[WHAT THE TASK REQUIRES] The answer should consist of each line from the data below that includes "обед".

------------------------

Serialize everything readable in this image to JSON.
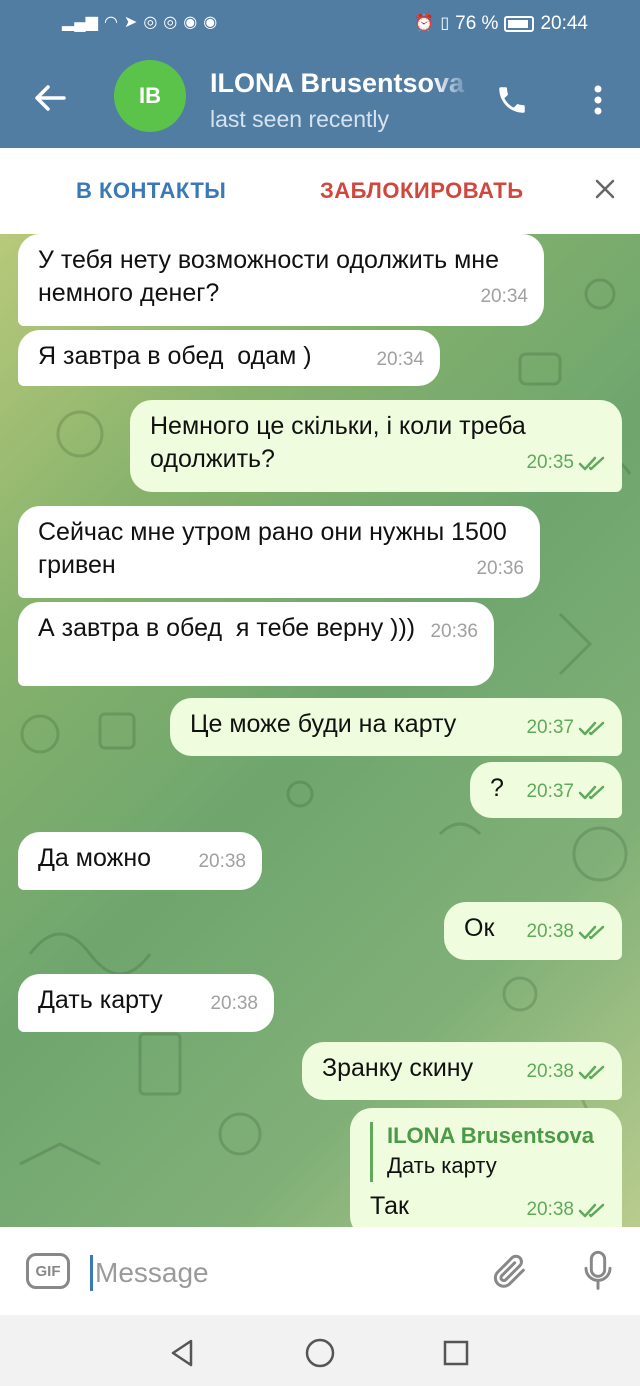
{
  "status_bar": {
    "battery": "76 %",
    "time": "20:44"
  },
  "header": {
    "avatar_initials": "IB",
    "name": "ILONA Brusentsova",
    "status": "last seen recently"
  },
  "action_bar": {
    "add_contact": "В КОНТАКТЫ",
    "block": "ЗАБЛОКИРОВАТЬ"
  },
  "messages": [
    {
      "dir": "in",
      "text": "У тебя нету возможности одолжить мне немного денег?",
      "time": "20:34"
    },
    {
      "dir": "in",
      "text": "Я завтра в обед  одам )",
      "time": "20:34"
    },
    {
      "dir": "out",
      "text": "Немного це скільки, і коли треба одолжить?",
      "time": "20:35",
      "read": true
    },
    {
      "dir": "in",
      "text": "Сейчас мне утром рано они нужны 1500 гривен",
      "time": "20:36"
    },
    {
      "dir": "in",
      "text": "А завтра в обед  я тебе верну )))",
      "time": "20:36"
    },
    {
      "dir": "out",
      "text": "Це може буди на карту",
      "time": "20:37",
      "read": true
    },
    {
      "dir": "out",
      "text": "?",
      "time": "20:37",
      "read": true
    },
    {
      "dir": "in",
      "text": "Да можно",
      "time": "20:38"
    },
    {
      "dir": "out",
      "text": "Ок",
      "time": "20:38",
      "read": true
    },
    {
      "dir": "in",
      "text": "Дать карту",
      "time": "20:38"
    },
    {
      "dir": "out",
      "text": "Зранку скину",
      "time": "20:38",
      "read": true
    },
    {
      "dir": "out",
      "text": "Так",
      "time": "20:38",
      "read": true,
      "reply_name": "ILONA Brusentsova",
      "reply_text": "Дать карту"
    }
  ],
  "composer": {
    "gif_label": "GIF",
    "placeholder": "Message"
  },
  "colors": {
    "header_bg": "#527da3",
    "incoming_bubble": "#ffffff",
    "outgoing_bubble": "#effdde",
    "check_green": "#5eaa5a",
    "block_red": "#d0473e",
    "add_blue": "#3a79b6"
  },
  "icons": {
    "back": "arrow-left-icon",
    "call": "phone-icon",
    "more": "more-vertical-icon",
    "close": "close-icon",
    "attach": "paperclip-icon",
    "mic": "microphone-icon",
    "read": "double-check-icon",
    "nav_back": "triangle-back-icon",
    "nav_home": "circle-home-icon",
    "nav_recents": "square-recents-icon"
  }
}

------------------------

[THE COMPLETED TASK]
      "text": "Я завтра в обед  одам )",
      "text": "А завтра в обед  я тебе верну )))",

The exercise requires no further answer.